■ Exercise input
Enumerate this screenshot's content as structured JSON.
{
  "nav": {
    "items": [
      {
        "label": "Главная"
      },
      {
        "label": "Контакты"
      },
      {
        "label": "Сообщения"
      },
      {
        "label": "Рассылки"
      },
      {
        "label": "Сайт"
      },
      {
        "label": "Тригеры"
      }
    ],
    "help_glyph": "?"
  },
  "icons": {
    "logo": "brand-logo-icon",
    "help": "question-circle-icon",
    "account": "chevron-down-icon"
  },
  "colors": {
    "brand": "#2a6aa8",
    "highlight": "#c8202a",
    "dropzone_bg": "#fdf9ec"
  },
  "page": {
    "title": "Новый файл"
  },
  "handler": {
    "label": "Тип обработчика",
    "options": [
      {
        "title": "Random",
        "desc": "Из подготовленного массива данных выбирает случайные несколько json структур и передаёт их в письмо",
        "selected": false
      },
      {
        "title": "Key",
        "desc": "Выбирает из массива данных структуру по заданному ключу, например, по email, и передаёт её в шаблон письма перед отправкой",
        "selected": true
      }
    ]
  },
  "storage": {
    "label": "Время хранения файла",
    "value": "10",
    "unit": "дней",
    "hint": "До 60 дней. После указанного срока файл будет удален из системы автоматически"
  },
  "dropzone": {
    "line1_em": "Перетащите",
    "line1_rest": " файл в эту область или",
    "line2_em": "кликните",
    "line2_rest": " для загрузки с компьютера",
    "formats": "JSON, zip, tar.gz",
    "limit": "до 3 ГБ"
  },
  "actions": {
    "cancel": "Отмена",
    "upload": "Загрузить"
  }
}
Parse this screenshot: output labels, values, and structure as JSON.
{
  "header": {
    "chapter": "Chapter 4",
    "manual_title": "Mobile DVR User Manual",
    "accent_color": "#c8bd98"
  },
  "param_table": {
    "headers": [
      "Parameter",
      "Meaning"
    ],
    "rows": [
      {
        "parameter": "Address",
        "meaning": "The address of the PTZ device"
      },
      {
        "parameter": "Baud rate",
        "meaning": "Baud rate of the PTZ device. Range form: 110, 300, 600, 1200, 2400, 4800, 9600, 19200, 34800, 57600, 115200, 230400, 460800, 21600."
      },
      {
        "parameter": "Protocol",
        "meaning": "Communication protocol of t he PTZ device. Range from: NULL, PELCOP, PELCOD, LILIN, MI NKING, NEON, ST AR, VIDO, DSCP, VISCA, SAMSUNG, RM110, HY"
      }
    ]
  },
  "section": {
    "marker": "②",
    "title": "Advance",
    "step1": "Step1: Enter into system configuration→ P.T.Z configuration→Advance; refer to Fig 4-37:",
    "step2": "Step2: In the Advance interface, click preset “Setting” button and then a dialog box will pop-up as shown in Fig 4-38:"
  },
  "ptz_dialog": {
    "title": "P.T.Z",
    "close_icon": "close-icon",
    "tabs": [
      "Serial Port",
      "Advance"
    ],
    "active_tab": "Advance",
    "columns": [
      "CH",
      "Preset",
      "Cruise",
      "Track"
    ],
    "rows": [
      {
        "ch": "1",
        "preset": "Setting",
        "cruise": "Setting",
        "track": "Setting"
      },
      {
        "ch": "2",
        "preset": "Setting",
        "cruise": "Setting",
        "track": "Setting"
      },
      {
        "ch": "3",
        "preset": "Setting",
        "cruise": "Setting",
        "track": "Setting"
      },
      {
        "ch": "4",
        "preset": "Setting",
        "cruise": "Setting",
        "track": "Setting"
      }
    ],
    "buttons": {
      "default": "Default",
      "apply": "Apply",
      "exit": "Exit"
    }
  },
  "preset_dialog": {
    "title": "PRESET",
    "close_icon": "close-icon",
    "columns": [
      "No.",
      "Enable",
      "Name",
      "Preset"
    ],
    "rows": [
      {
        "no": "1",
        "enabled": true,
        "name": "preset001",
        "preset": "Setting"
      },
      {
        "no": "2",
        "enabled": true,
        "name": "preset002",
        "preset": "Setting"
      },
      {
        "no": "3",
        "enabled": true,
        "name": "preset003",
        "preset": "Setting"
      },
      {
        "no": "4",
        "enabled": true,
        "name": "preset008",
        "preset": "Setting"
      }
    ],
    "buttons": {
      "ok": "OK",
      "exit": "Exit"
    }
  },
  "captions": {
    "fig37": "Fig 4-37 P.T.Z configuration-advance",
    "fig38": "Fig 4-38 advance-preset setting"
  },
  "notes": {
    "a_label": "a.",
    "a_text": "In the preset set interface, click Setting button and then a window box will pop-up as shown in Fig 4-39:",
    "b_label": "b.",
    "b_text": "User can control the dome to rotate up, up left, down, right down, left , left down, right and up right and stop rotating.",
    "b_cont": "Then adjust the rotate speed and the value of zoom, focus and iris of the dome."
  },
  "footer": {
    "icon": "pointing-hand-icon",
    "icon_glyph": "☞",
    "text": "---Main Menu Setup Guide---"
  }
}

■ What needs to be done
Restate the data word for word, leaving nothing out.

■ Written response
Enumerate this screenshot's content as structured JSON.
{
  "nav": {
    "items": [
      {
        "label": "Главная"
      },
      {
        "label": "Контакты"
      },
      {
        "label": "Сообщения"
      },
      {
        "label": "Рассылки"
      },
      {
        "label": "Сайт"
      },
      {
        "label": "Тригеры"
      }
    ],
    "help_glyph": "?"
  },
  "icons": {
    "logo": "brand-logo-icon",
    "help": "question-circle-icon",
    "account": "chevron-down-icon"
  },
  "colors": {
    "brand": "#2a6aa8",
    "highlight": "#c8202a",
    "dropzone_bg": "#fdf9ec"
  },
  "page": {
    "title": "Новый файл"
  },
  "handler": {
    "label": "Тип обработчика",
    "options": [
      {
        "title": "Random",
        "desc": "Из подготовленного массива данных выбирает случайные несколько json структур и передаёт их в письмо",
        "selected": false
      },
      {
        "title": "Key",
        "desc": "Выбирает из массива данных структуру по заданному ключу, например, по email, и передаёт её в шаблон письма перед отправкой",
        "selected": true
      }
    ]
  },
  "storage": {
    "label": "Время хранения файла",
    "value": "10",
    "unit": "дней",
    "hint": "До 60 дней. После указанного срока файл будет удален из системы автоматически"
  },
  "dropzone": {
    "line1_em": "Перетащите",
    "line1_rest": " файл в эту область или",
    "line2_em": "кликните",
    "line2_rest": " для загрузки с компьютера",
    "formats": "JSON, zip, tar.gz",
    "limit": "до 3 ГБ"
  },
  "actions": {
    "cancel": "Отмена",
    "upload": "Загрузить"
  }
}
Parse this screenshot: output labels, values, and structure as JSON.
{
  "header": {
    "chapter": "Chapter 4",
    "manual_title": "Mobile DVR User Manual",
    "accent_color": "#c8bd98"
  },
  "param_table": {
    "headers": [
      "Parameter",
      "Meaning"
    ],
    "rows": [
      {
        "parameter": "Address",
        "meaning": "The address of the PTZ device"
      },
      {
        "parameter": "Baud rate",
        "meaning": "Baud rate of the PTZ device. Range form: 110, 300, 600, 1200, 2400, 4800, 9600, 19200, 34800, 57600, 115200, 230400, 460800, 21600."
      },
      {
        "parameter": "Protocol",
        "meaning": "Communication protocol of t he PTZ device. Range from: NULL, PELCOP, PELCOD, LILIN, MI NKING, NEON, ST AR, VIDO, DSCP, VISCA, SAMSUNG, RM110, HY"
      }
    ]
  },
  "section": {
    "marker": "②",
    "title": "Advance",
    "step1": "Step1: Enter into system configuration→ P.T.Z configuration→Advance; refer to Fig 4-37:",
    "step2": "Step2: In the Advance interface, click preset “Setting” button and then a dialog box will pop-up as shown in Fig 4-38:"
  },
  "ptz_dialog": {
    "title": "P.T.Z",
    "close_icon": "close-icon",
    "tabs": [
      "Serial Port",
      "Advance"
    ],
    "active_tab": "Advance",
    "columns": [
      "CH",
      "Preset",
      "Cruise",
      "Track"
    ],
    "rows": [
      {
        "ch": "1",
        "preset": "Setting",
        "cruise": "Setting",
        "track": "Setting"
      },
      {
        "ch": "2",
        "preset": "Setting",
        "cruise": "Setting",
        "track": "Setting"
      },
      {
        "ch": "3",
        "preset": "Setting",
        "cruise": "Setting",
        "track": "Setting"
      },
      {
        "ch": "4",
        "preset": "Setting",
        "cruise": "Setting",
        "track": "Setting"
      }
    ],
    "buttons": {
      "default": "Default",
      "apply": "Apply",
      "exit": "Exit"
    }
  },
  "preset_dialog": {
    "title": "PRESET",
    "close_icon": "close-icon",
    "columns": [
      "No.",
      "Enable",
      "Name",
      "Preset"
    ],
    "rows": [
      {
        "no": "1",
        "enabled": true,
        "name": "preset001",
        "preset": "Setting"
      },
      {
        "no": "2",
        "enabled": true,
        "name": "preset002",
        "preset": "Setting"
      },
      {
        "no": "3",
        "enabled": true,
        "name": "preset003",
        "preset": "Setting"
      },
      {
        "no": "4",
        "enabled": true,
        "name": "preset008",
        "preset": "Setting"
      }
    ],
    "buttons": {
      "ok": "OK",
      "exit": "Exit"
    }
  },
  "captions": {
    "fig37": "Fig 4-37 P.T.Z configuration-advance",
    "fig38": "Fig 4-38 advance-preset setting"
  },
  "notes": {
    "a_label": "a.",
    "a_text": "In the preset set interface, click Setting button and then a window box will pop-up as shown in Fig 4-39:",
    "b_label": "b.",
    "b_text": "User can control the dome to rotate up, up left, down, right down, left , left down, right and up right and stop rotating.",
    "b_cont": "Then adjust the rotate speed and the value of zoom, focus and iris of the dome."
  },
  "footer": {
    "icon": "pointing-hand-icon",
    "icon_glyph": "☞",
    "text": "---Main Menu Setup Guide---"
  }
}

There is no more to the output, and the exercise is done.